### WHAT YOU HAVE TO DO
All records are to be printed exactly as they appear.

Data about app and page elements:
━━━━━━━━━━━━━━━━━━━━━━━━━━━━━━

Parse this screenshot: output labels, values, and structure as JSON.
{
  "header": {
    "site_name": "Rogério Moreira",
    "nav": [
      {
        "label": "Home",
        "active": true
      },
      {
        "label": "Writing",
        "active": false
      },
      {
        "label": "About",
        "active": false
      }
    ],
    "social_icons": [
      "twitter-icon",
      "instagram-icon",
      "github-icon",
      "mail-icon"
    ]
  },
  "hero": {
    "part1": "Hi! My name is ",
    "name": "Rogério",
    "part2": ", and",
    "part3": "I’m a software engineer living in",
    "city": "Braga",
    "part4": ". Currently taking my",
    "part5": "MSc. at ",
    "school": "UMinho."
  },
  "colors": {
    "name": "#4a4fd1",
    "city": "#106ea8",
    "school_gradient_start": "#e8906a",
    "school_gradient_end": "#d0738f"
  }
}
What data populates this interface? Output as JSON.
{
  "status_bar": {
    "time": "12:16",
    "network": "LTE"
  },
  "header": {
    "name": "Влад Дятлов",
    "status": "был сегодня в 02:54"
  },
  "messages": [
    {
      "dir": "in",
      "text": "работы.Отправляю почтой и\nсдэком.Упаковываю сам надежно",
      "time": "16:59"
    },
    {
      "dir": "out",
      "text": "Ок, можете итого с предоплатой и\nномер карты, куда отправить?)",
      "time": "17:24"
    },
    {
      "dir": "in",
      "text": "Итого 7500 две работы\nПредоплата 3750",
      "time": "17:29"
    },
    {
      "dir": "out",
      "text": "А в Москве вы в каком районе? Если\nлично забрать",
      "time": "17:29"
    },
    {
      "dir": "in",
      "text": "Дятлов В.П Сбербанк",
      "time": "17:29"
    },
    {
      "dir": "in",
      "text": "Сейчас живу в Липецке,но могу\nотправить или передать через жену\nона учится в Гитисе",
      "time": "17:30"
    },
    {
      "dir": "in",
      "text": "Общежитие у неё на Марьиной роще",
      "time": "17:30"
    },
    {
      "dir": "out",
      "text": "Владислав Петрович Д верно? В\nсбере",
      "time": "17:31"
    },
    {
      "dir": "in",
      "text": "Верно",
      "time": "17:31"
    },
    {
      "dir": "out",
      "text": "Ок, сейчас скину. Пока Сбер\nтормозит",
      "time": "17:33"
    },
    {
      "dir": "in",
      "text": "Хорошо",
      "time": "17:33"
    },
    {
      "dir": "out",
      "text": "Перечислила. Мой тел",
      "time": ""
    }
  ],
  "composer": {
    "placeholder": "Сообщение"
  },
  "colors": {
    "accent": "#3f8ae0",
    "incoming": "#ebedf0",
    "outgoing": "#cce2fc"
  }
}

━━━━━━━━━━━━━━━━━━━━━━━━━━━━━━

### ANSWER FOR THE TASK
Parse this screenshot: output labels, values, and structure as JSON.
{
  "header": {
    "site_name": "Rogério Moreira",
    "nav": [
      {
        "label": "Home",
        "active": true
      },
      {
        "label": "Writing",
        "active": false
      },
      {
        "label": "About",
        "active": false
      }
    ],
    "social_icons": [
      "twitter-icon",
      "instagram-icon",
      "github-icon",
      "mail-icon"
    ]
  },
  "hero": {
    "part1": "Hi! My name is ",
    "name": "Rogério",
    "part2": ", and",
    "part3": "I’m a software engineer living in",
    "city": "Braga",
    "part4": ". Currently taking my",
    "part5": "MSc. at ",
    "school": "UMinho."
  },
  "colors": {
    "name": "#4a4fd1",
    "city": "#106ea8",
    "school_gradient_start": "#e8906a",
    "school_gradient_end": "#d0738f"
  }
}
What data populates this interface? Output as JSON.
{
  "status_bar": {
    "time": "12:16",
    "network": "LTE"
  },
  "header": {
    "name": "Влад Дятлов",
    "status": "был сегодня в 02:54"
  },
  "messages": [
    {
      "dir": "in",
      "text": "работы.Отправляю почтой и\nсдэком.Упаковываю сам надежно",
      "time": "16:59"
    },
    {
      "dir": "out",
      "text": "Ок, можете итого с предоплатой и\nномер карты, куда отправить?)",
      "time": "17:24"
    },
    {
      "dir": "in",
      "text": "Итого 7500 две работы\nПредоплата 3750",
      "time": "17:29"
    },
    {
      "dir": "out",
      "text": "А в Москве вы в каком районе? Если\nлично забрать",
      "time": "17:29"
    },
    {
      "dir": "in",
      "text": "Дятлов В.П Сбербанк",
      "time": "17:29"
    },
    {
      "dir": "in",
      "text": "Сейчас живу в Липецке,но могу\nотправить или передать через жену\nона учится в Гитисе",
      "time": "17:30"
    },
    {
      "dir": "in",
      "text": "Общежитие у неё на Марьиной роще",
      "time": "17:30"
    },
    {
      "dir": "out",
      "text": "Владислав Петрович Д верно? В\nсбере",
      "time": "17:31"
    },
    {
      "dir": "in",
      "text": "Верно",
      "time": "17:31"
    },
    {
      "dir": "out",
      "text": "Ок, сейчас скину. Пока Сбер\nтормозит",
      "time": "17:33"
    },
    {
      "dir": "in",
      "text": "Хорошо",
      "time": "17:33"
    },
    {
      "dir": "out",
      "text": "Перечислила. Мой тел",
      "time": ""
    }
  ],
  "composer": {
    "placeholder": "Сообщение"
  },
  "colors": {
    "accent": "#3f8ae0",
    "incoming": "#ebedf0",
    "outgoing": "#cce2fc"
  }
}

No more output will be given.